Germany granted residence permit to some 35,000 Eritrean refugees last year. This entitles them to bring their families over. But not all are successful. Daniel Pelz of Deutsche Welle (DW) reports on the reasons for this.
With its population of around five million, Eritrea is one of the main countries of origin of African refugees. Young people especially are among those fleeing the brutal Horn of Africa dictatorship to escape indefinite conscription, poverty and a lack of prospects.
Since the German embassy in Eritrea has no visa section, citizens seeking to join relatives already granted permanent residence in Germany have to travel to neighbouring countries to seek visas that will reunite them.
Last year, German embassies in Ethiopia, Kenya and Sudan processed 808 such family reunification applications; 394 applications, or 48.8 percent, were approved.
‘High bureaucratic hurdles’
These figures were calculated with the help of an as yet unpublished response to a question posed by the Left party faction in the German federal parliament, which DW has obtained.
“High bureaucratic hurdles” are to blame for the problems with family reunification, in the view of Left party lawmaker Ulla Jelpke.
“I’m shocked that family reunification is apparently being made so difficult for these people. It leads to human tragedy,” the domestic affairs spokeswoman told DW.
As a rule, applicants have to be in possession of a passport. Spouses also need to be able to prove that their marriage has been officially registered in Eritrea.
The Left party finds these requirements unreasonable. “That the federal government expects people to obtain these documents from a military dictatorship, or officials of this dictatorship, is impossible. Naturally, people are extremely frightened to go there or send relatives there,” said Jelpke.
She referred to media reports of the backlash that relatives of refugees must fear from authorities. Eritreans abroad are also obliged to pay penalties to the state.
The German federal government, however, considers its visa application requirements to be acceptable. In response to the query from the Left party, the foreign ministry wrote “there is no systematic correlation between deserting or withdrawing from military service and the refusal by an Eritrean embassy to issue a passport”.
Long visa processing times
In addition, the foreign ministry said there were cases at the embassy in Addis Ababa when the requirement to show a passport was waived. Documents confirming marital status were also easy to obtain, it claimed.
The federal government declined to say how long it takes to issue a visa. “An average processing time could not be determined,” the ministry statement said, pointing out that appointments for first visits are deleted after six months.

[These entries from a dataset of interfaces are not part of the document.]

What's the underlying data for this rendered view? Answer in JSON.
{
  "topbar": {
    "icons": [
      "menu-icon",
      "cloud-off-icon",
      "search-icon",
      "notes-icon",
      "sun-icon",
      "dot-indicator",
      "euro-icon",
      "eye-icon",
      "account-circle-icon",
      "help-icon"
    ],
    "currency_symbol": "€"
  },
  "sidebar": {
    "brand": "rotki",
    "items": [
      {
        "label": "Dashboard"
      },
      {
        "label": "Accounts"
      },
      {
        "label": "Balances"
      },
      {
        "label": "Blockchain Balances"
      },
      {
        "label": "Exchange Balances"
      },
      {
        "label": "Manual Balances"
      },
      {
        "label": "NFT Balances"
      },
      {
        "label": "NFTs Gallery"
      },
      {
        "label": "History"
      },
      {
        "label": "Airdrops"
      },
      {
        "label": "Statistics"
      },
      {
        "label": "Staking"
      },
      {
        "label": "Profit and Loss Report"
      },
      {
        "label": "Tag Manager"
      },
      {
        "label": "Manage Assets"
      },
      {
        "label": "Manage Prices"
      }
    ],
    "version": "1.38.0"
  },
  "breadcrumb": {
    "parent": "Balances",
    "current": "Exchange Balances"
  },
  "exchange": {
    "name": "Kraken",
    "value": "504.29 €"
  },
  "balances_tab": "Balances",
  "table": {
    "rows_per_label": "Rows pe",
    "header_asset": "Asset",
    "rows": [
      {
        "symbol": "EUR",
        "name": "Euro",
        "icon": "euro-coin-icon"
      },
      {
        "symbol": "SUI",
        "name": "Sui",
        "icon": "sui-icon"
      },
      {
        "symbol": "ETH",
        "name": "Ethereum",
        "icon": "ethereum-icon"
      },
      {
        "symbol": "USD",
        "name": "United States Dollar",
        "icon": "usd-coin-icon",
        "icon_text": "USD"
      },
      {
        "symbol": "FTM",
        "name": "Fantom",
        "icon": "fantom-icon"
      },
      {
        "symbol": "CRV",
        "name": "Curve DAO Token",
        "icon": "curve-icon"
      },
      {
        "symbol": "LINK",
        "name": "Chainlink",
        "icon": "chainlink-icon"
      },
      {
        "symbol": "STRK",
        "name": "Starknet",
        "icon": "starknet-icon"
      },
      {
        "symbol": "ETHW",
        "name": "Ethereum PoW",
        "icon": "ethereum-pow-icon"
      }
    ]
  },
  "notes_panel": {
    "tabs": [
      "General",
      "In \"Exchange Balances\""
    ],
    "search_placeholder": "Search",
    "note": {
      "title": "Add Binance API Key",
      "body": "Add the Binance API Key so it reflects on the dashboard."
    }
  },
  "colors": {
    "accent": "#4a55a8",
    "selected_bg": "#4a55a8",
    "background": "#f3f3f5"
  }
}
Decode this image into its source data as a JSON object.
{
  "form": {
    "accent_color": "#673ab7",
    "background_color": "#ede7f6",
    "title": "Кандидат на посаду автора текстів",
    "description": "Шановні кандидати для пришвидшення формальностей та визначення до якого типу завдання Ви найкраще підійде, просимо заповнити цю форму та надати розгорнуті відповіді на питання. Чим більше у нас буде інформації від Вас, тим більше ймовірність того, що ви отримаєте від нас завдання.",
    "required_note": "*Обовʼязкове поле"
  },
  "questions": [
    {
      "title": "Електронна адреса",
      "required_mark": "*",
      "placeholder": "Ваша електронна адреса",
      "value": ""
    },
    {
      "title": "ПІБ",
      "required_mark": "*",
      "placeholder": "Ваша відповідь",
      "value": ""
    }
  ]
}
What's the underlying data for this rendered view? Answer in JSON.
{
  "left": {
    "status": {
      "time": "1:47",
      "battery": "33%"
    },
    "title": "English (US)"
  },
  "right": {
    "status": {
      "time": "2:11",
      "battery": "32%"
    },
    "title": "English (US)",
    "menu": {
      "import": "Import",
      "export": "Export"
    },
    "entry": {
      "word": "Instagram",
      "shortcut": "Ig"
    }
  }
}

During a visit to Jordan by German Foreign Minister Heiko Maas last month, relatives of Syrian refugees complained about the long processing times. Jelpke believes that the relatives of Eritrean refugees are experiencing the same thing. “My practical experience is that people wait months – if not years – before anything happens,” she said.
In its answer to the Left party’s query, the federal government also mentioned a shortage of available appointments at the embassy in Addis Ababa, where most applications for family reunifications were made in the past year.
Instead of being able to book an appointment online, applicants have to add their names to an appointments list. The embassy then works through this list in the order of entries, the federal government said.
According to the government’s response to the Left party query, in total just over 20 people deal with processing visas, not only for the relatives of Eritrean refugees, but for all applicants — a situation that needs to be rectified by increasing staff levels, Jelpke told DW.